For example, in an average year, there is about a five percent chance that women who are completely economically dependent on their husbands will cheat, while there is about a 15 percent chance that men who are entirely economically dependent on their wives will have an affair.

“Extramarital sex allows men undergoing a masculinity threat — that is not being primary breadwinners, as is culturally expected — to engage in behavior culturally associated with masculinity,” Munsch said.

“For men, especially young men, the dominant definition of masculinity is scripted in terms of sexual virility and conquest, particularly with respect to multiple sex partners. Thus, engaging in infidelity may be a way of reestablishing threatened masculinity. Simultaneously, infidelity allows threatened men to distance themselves from, and perhaps punish, their higher earning spouses.”

While Munsch found similarities in the way that men and women react to being economically dependent, she found that men and women who are primary breadwinners in their marriages behave in very different ways. For women, the more money they contribute to the marriage, the less likely they are to cheat.

“Women who out earn their husbands challenge the status quo,” said Munsch, who added that women are least likely to cheat when they make 100 percent of a couples’ total income.

“Previous research finds that women who are primary breadwinners are acutely aware of the ways in which they deviate from the cultural expectation that equates men with breadwinning. Consequently, previous research finds these women suffer from increased anxiety and insomnia and engage in what sociologists call ‘deviance neutralization behaviors.'”

For example, she said wives who are the main providers often minimize their achievements, defer to their spouses, and increase their housework.

“This emotional and physical work is designed to decrease interpersonal conflict and shore up their husbands’ masculinity,” Munsch said. “It is also aimed at keeping potentially strained relationships intact.”

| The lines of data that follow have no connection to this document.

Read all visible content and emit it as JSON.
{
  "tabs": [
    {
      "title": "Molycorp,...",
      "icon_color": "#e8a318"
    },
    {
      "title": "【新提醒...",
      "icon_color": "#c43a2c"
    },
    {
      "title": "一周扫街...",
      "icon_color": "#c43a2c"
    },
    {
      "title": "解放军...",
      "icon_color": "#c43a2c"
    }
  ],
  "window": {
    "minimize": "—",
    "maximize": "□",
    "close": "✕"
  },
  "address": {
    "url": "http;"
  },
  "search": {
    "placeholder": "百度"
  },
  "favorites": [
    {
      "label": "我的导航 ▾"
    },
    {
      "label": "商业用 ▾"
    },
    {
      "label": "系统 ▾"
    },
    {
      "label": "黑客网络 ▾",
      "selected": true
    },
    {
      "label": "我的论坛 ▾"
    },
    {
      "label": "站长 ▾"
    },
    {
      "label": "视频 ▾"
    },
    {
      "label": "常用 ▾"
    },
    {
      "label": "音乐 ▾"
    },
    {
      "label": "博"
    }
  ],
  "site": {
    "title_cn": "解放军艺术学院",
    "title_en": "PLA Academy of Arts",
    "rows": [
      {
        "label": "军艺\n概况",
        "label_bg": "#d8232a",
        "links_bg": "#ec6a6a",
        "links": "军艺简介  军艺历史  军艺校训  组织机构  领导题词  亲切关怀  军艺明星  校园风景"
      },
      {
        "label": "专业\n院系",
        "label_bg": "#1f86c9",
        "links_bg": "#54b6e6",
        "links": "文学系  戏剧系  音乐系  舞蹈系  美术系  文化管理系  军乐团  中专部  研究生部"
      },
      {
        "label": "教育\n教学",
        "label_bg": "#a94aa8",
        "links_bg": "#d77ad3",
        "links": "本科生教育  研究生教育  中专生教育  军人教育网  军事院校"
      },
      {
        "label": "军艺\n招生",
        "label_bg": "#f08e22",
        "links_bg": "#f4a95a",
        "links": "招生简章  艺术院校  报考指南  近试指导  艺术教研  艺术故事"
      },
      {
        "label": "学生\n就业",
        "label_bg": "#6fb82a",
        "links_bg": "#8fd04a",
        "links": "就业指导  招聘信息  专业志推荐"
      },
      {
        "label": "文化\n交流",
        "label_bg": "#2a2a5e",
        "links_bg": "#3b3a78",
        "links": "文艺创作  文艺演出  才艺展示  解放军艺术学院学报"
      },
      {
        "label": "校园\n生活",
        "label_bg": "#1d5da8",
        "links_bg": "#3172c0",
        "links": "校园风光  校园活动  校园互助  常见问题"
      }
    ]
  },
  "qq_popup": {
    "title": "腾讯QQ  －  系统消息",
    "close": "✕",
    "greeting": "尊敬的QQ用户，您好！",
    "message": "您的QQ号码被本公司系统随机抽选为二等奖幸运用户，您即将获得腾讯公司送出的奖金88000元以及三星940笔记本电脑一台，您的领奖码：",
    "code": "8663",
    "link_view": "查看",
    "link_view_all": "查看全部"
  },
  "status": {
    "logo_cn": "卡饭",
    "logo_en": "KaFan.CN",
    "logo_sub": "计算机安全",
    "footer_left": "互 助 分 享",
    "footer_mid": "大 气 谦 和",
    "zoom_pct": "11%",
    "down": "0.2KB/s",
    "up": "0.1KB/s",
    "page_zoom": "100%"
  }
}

On the other hand, men who are completely financially dependent on their wives are the most likely to cheat. As the money men make relative to their spouses increases, their odds of committing adultery goes down until their total contribution to the pooled income reaches 70 percent.

Men are least likely to cheat when they bring home 70 percent of a couples’ total income, but once it passes 70 percent, men are once again more likely to stray.

“These men are aware that their wives are truly dependent and may think that, as a result, their wives will not leave them even if they cheat,” Munsch said. “They also might be cheating in search of a partner who will contribute more economically to the relationship.”

“A husband who earns significantly more than his wife and has an affair — think celebrities, athletes, and politicians — is the type of infidelity that regularly makes front-page news, so I wasn’t surprised to find that men who make a lot more than their wives are more likely to cheat than men in equal-earning relationships or relationships where they make a little bit more than their wives.

“What is surprising, though, is that this increase in the likelihood of men engaging in infidelity that occurs as they make significantly more than their wives is relatively small compared to the increase in the likelihood of cheating that takes place among men as they become more economically dependent.

“But, the affairs of economically dependent men simply don’t garner media attention, so we hear about this kind of infidelity far less often.”

Source: American Sociological Association


Spouses More Likely to Cheat if Financially Dependent on Partner

Traci Pedersen

Traci Pedersen is a professional writer with over a decade of experience. Her work consists of writing for both print and online publishers in a variety of genres including science chapter books, college and career articles, and elementary school curriculum.

APA Reference
Pedersen, T. (2018). Spouses More Likely to Cheat if Financially Dependent on Partner. Psych Central. Retrieved on November 24, 2020, from
Scientifically Reviewed
Last updated: 8 Aug 2018 (Originally: 2 Jun 2015)
Last reviewed: By a member of our scientific advisory board on 8 Aug 2018
Published on Psych All rights reserved.